Next stop was the beach at Seaview caravan park at the eastern end of West Mersea. The main reason for stopping off here was to see if we could find any Mediterranean Gulls in amongst the flocks of Black-headed Gulls. There was a flock of some 20 gulls by the water's edge but difficult to see what they were as we were looking into the sun, so we moved round to get the sun behind us. It wasn't looking too promising as a scan through the bins showed Black-headed after Black-headed and in accordance with the law according to Sod, the last gull in the pack was a Mediterranean. Having said that it was fairly obliging and stood there quite motionless as I edged closer and closer. This was a full adult in winter plumage hence the lack of its jet-black head. but still sporting that amazing red bill.
Now on to Cudmore Grove Country Park in East Mersea and a gentle wander down the path to the sea wall. Rather surprisingly the grazing meadows were already flooded even this early in the winter and there was a significant gathering of Black-tailed Godwits amongst the Little Egrets.
Further down by the sea wall a pair of Little Grebes were fishing on the borrowdyke amongst the loose flock of Wigeon which were having a drink and a break from grazing. In previous years I had always assumed that ducks entering eclipse plumage were well synchronised across all species, but this is clearly not the case. Mallard enter eclipse plumage much earlier than most species, even when they are still breeding. As a result they have all finished and the males are now back in their immaculate breeding plumage. At the other end of the spectrum, this male Wigeon still has a long way to go to attain his breeding plumage.

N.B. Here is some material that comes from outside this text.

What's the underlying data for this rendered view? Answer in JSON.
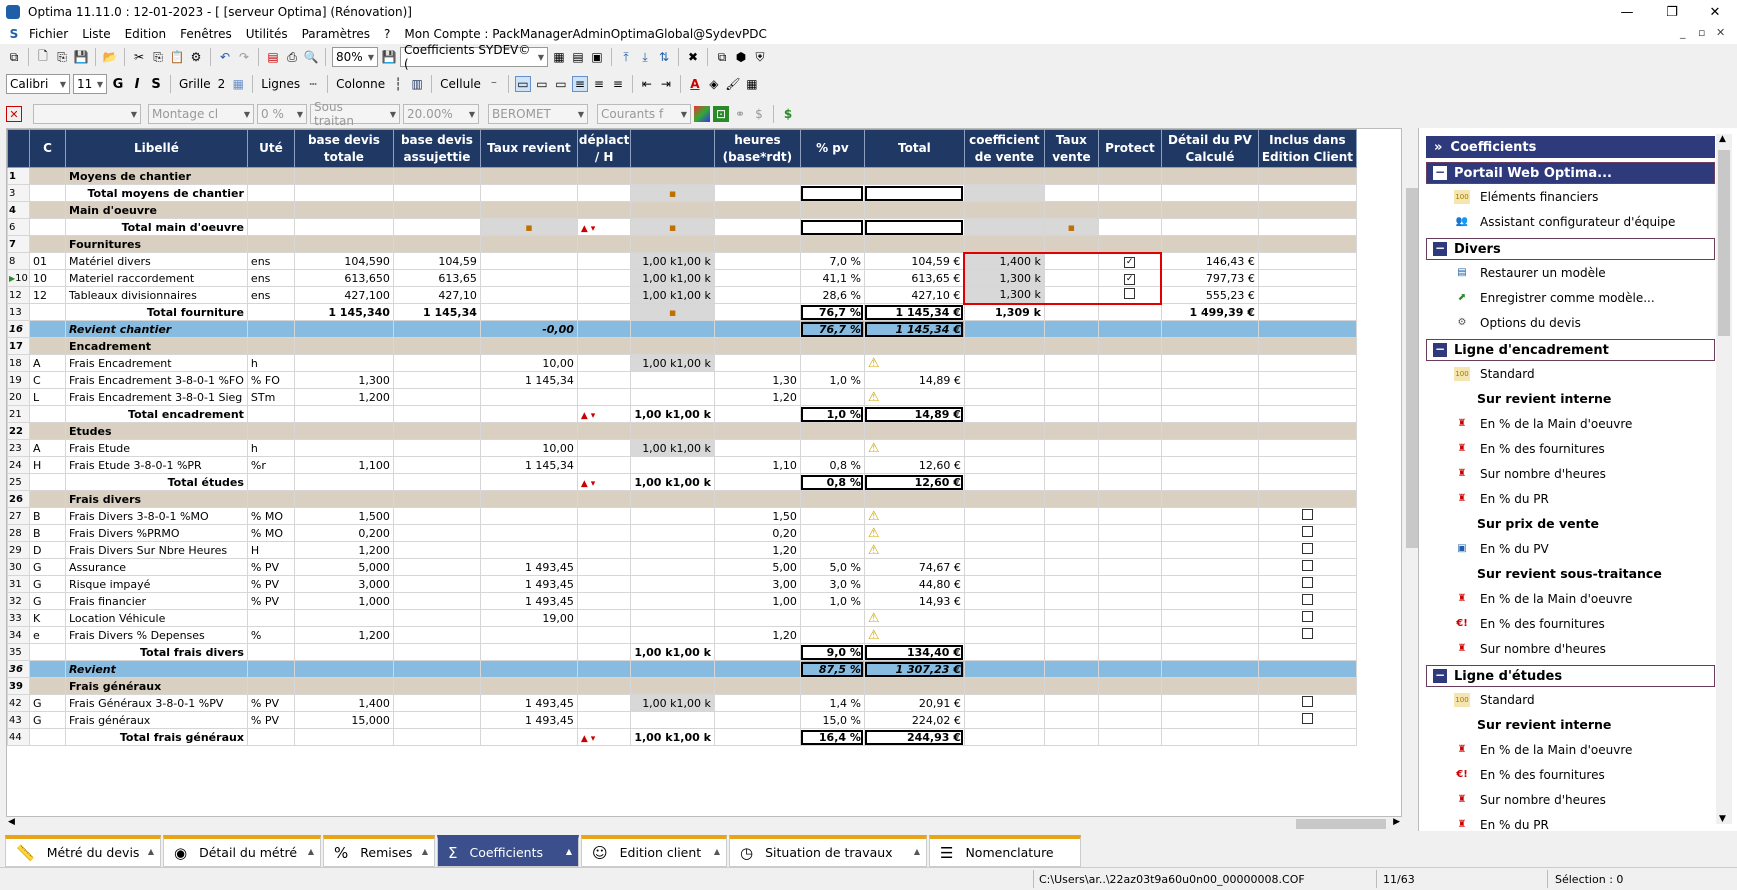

At that point a bird that was skimming along low over the borrowdyke caught my eye. As luck would have it, it landed on top of a bramble bush on the other side of the dyke, a lovely Stonechat. What a cracking way to end another fantastic day on Mersea.